By 1980 punk was pretty much over. Hardcore, with its uniform and male aggro, was on one side, hyphenated art world rejects on the other, and the rockers had mostly fled the city — Johnny Thunders And The Heartbreakers to Europe, The Cramps to L.A., and too many to mention to an early grave. Clubs where you shared bar space with bikers and winos were out and “new wave” discos  were in. Velvet ropes, doormen, Eurotrash, disco and cocaine had moved downtown. Max’s, The Senders’ home base, had shuttered its doors in November ’81 and the band moved their residency to the Continental, where the Bowery starts at 8th Street. (Fittingly, the club in its previous incarnation, Jack The Ribber, had hosted Screamin’ Jay Hawkins’ extended residency), although The Senders would play every club, bar, loft party and stage in the city at some point.

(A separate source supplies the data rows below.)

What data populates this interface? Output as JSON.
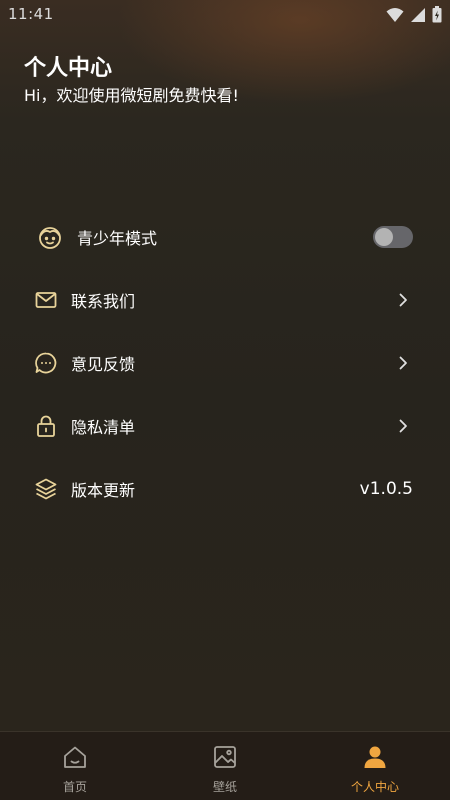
{
  "status_bar": {
    "time": "11:41",
    "icons": [
      "wifi-icon",
      "signal-icon",
      "battery-icon"
    ]
  },
  "header": {
    "title": "个人中心",
    "subtitle": "Hi，欢迎使用微短剧免费快看!"
  },
  "menu": {
    "items": [
      {
        "label": "青少年模式",
        "icon": "child-face-icon",
        "control": "toggle",
        "toggle_on": false
      },
      {
        "label": "联系我们",
        "icon": "mail-icon",
        "control": "chevron"
      },
      {
        "label": "意见反馈",
        "icon": "chat-bubble-icon",
        "control": "chevron"
      },
      {
        "label": "隐私清单",
        "icon": "lock-icon",
        "control": "chevron"
      },
      {
        "label": "版本更新",
        "icon": "layers-icon",
        "control": "version",
        "version": "v1.0.5"
      }
    ]
  },
  "bottom_nav": {
    "tabs": [
      {
        "label": "首页",
        "icon": "home-icon",
        "active": false
      },
      {
        "label": "壁纸",
        "icon": "wallpaper-icon",
        "active": false
      },
      {
        "label": "个人中心",
        "icon": "person-icon",
        "active": true
      }
    ]
  },
  "colors": {
    "accent": "#f0a640",
    "icon_gold": "#e8d39a",
    "inactive": "#a6a29b",
    "nav_background": "#241d17"
  }
}
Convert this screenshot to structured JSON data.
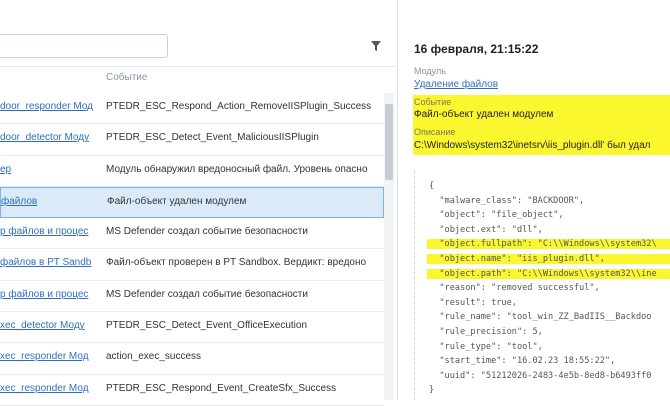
{
  "events_table": {
    "header": {
      "module": "",
      "event": "Событие"
    },
    "rows": [
      {
        "module": "door_responder Мод",
        "event": "PTEDR_ESC_Respond_Action_RemoveIISPlugin_Success"
      },
      {
        "module": "door_detector Моду",
        "event": "PTEDR_ESC_Detect_Event_MaliciousIISPlugin"
      },
      {
        "module": "ер",
        "event": "Модуль обнаружил вредоносный файл. Уровень опасно"
      },
      {
        "module": "файлов",
        "event": "Файл-объект удален модулем",
        "selected": true
      },
      {
        "module": "р файлов и процес",
        "event": "MS Defender создал событие безопасности"
      },
      {
        "module": "файлов в PT Sandb",
        "event": "Файл-объект проверен в PT Sandbox. Вердикт: вредоно"
      },
      {
        "module": "р файлов и процес",
        "event": "MS Defender создал событие безопасности"
      },
      {
        "module": "xec_detector Моду",
        "event": "PTEDR_ESC_Detect_Event_OfficeExecution"
      },
      {
        "module": "xec_responder Мод",
        "event": "action_exec_success"
      },
      {
        "module": "xec_responder Мод",
        "event": "PTEDR_ESC_Respond_Event_CreateSfx_Success"
      }
    ]
  },
  "details": {
    "title": "16 февраля, 21:15:22",
    "module_label": "Модуль",
    "module_value": "Удаление файлов",
    "event_label": "Событие",
    "event_value": "Файл-объект удален модулем",
    "description_label": "Описание",
    "description_value": "C:\\Windows\\system32\\inetsrv\\iis_plugin.dll' был удал",
    "json_lines": [
      {
        "text": "{",
        "highlight": false
      },
      {
        "text": "  \"malware_class\": \"BACKDOOR\",",
        "highlight": false
      },
      {
        "text": "  \"object\": \"file_object\",",
        "highlight": false
      },
      {
        "text": "  \"object.ext\": \"dll\",",
        "highlight": false
      },
      {
        "text": "  \"object.fullpath\": \"C:\\\\Windows\\\\system32\\",
        "highlight": true
      },
      {
        "text": "  \"object.name\": \"iis_plugin.dll\",",
        "highlight": true
      },
      {
        "text": "  \"object.path\": \"C:\\\\Windows\\\\system32\\\\ine",
        "highlight": true
      },
      {
        "text": "  \"reason\": \"removed successful\",",
        "highlight": false
      },
      {
        "text": "  \"result\": true,",
        "highlight": false
      },
      {
        "text": "  \"rule_name\": \"tool_win_ZZ_BadIIS__Backdoo",
        "highlight": false
      },
      {
        "text": "  \"rule_precision\": 5,",
        "highlight": false
      },
      {
        "text": "  \"rule_type\": \"tool\",",
        "highlight": false
      },
      {
        "text": "  \"start_time\": \"16.02.23 18:55:22\",",
        "highlight": false
      },
      {
        "text": "  \"uuid\": \"51212026-2483-4e5b-8ed8-b6493ff0",
        "highlight": false
      },
      {
        "text": "}",
        "highlight": false
      }
    ]
  },
  "colors": {
    "link": "#2f6fbf",
    "highlight": "#fbf72e",
    "selected_row": "#dbeaf8"
  }
}
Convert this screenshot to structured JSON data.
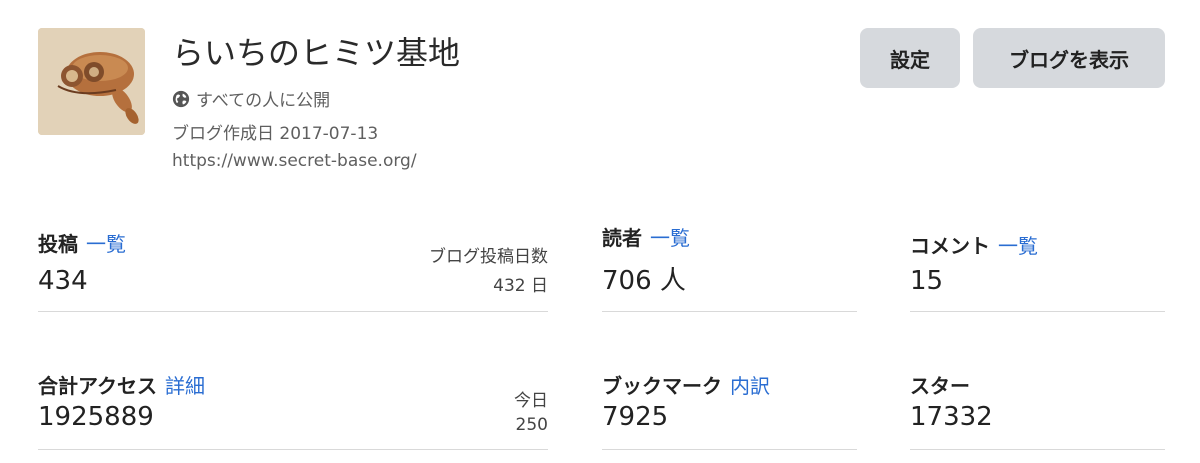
{
  "blog": {
    "title": "らいちのヒミツ基地",
    "visibility": "すべての人に公開",
    "created": "ブログ作成日 2017-07-13",
    "url": "https://www.secret-base.org/",
    "icons": {
      "visibility": "globe-icon"
    }
  },
  "buttons": {
    "settings": "設定",
    "view_blog": "ブログを表示"
  },
  "stats": {
    "posts": {
      "label": "投稿",
      "link": "一覧",
      "value": "434",
      "side_label": "ブログ投稿日数",
      "side_value": "432 日"
    },
    "readers": {
      "label": "読者",
      "link": "一覧",
      "value": "706 人"
    },
    "comments": {
      "label": "コメント",
      "link": "一覧",
      "value": "15"
    },
    "access": {
      "label": "合計アクセス",
      "link": "詳細",
      "value": "1925889",
      "side_label": "今日",
      "side_value": "250"
    },
    "bookmarks": {
      "label": "ブックマーク",
      "link": "内訳",
      "value": "7925"
    },
    "stars": {
      "label": "スター",
      "value": "17332"
    }
  },
  "colors": {
    "link": "#2a6dd2",
    "button_bg": "#d6d9dd",
    "divider": "#d9d9d9"
  }
}
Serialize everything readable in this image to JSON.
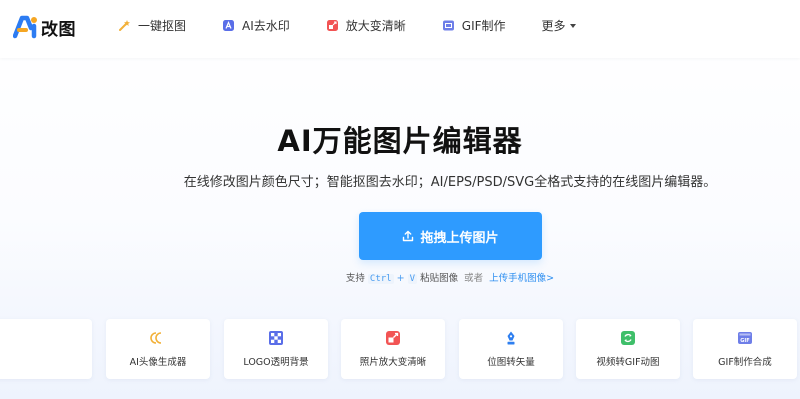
{
  "header": {
    "logo_text": "改图",
    "nav": [
      {
        "label": "一键抠图",
        "icon": "magic-wand-icon"
      },
      {
        "label": "AI去水印",
        "icon": "ai-watermark-icon"
      },
      {
        "label": "放大变清晰",
        "icon": "enlarge-icon"
      },
      {
        "label": "GIF制作",
        "icon": "gif-icon"
      },
      {
        "label": "更多",
        "icon": "chevron-down-icon"
      }
    ]
  },
  "hero": {
    "title": "AI万能图片编辑器",
    "subtitle": "在线修改图片颜色尺寸；智能抠图去水印；AI/EPS/PSD/SVG全格式支持的在线图片编辑器。",
    "upload_label": "拖拽上传图片",
    "paste_prefix": "支持",
    "key_ctrl": "Ctrl",
    "key_plus": "+",
    "key_v": "V",
    "paste_suffix": "粘贴图像",
    "or": "或者",
    "phone_link": "上传手机图像>"
  },
  "tools": [
    {
      "label": "AI头像生成器",
      "icon": "ai-avatar-icon",
      "color": "#f2b13a"
    },
    {
      "label": "LOGO透明背景",
      "icon": "transparent-bg-icon",
      "color": "#5a6ee8"
    },
    {
      "label": "照片放大变清晰",
      "icon": "enlarge-icon",
      "color": "#f25454"
    },
    {
      "label": "位图转矢量",
      "icon": "vector-pen-icon",
      "color": "#2e7ff0"
    },
    {
      "label": "视频转GIF动图",
      "icon": "video-gif-icon",
      "color": "#3fbf6a"
    },
    {
      "label": "GIF制作合成",
      "icon": "gif-icon",
      "color": "#6e7ee8"
    }
  ],
  "colors": {
    "primary": "#2e9bff",
    "link": "#2e8ff0"
  }
}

Being perpetually out of fashion and simultaneously ahead and behind their times, The Senders never landed a big record deal; they recorded for whoever would have them, be it Max’s own record label, the Midnight Records store label, some label in France, et al. But this means, like other bands of a similar mindset — The Blasters, The Fabulous Thunderbirds, Dr. Feelgood, The Red Devils The Senders were never neutered, processed, remolded, cleaned up or spit out by the record biz. No overproduced ’80s sounding discs, no embarrassing videos, nothing they couldn’t be proud of.

The 27 tunes here are a cross-sampling of what they did — The Senders’ thing. Tunes by Don & Dewey, Bill Allen, Howlin’ Wolf and Otis Blackwell sit beside their originals like Fat Face, Don’t Mind Me, My Baby Glows In The Dark; raw, unvarnished, unproduced and great. If you were there, you remember, if you missed it, here’s your chance.

All Killer No Filler is the first definitive collection of the rip-snortin’ recorded legacy of these New York City rock ’n’ roll diehards. This compilation features over two dozen tracks, captured in down-and-dirty studios and sweaty dives between. All the tracks are previously unreleased or long out of print — including an entire (previously unreleased) LP side with Johnny Thunders on guitar.”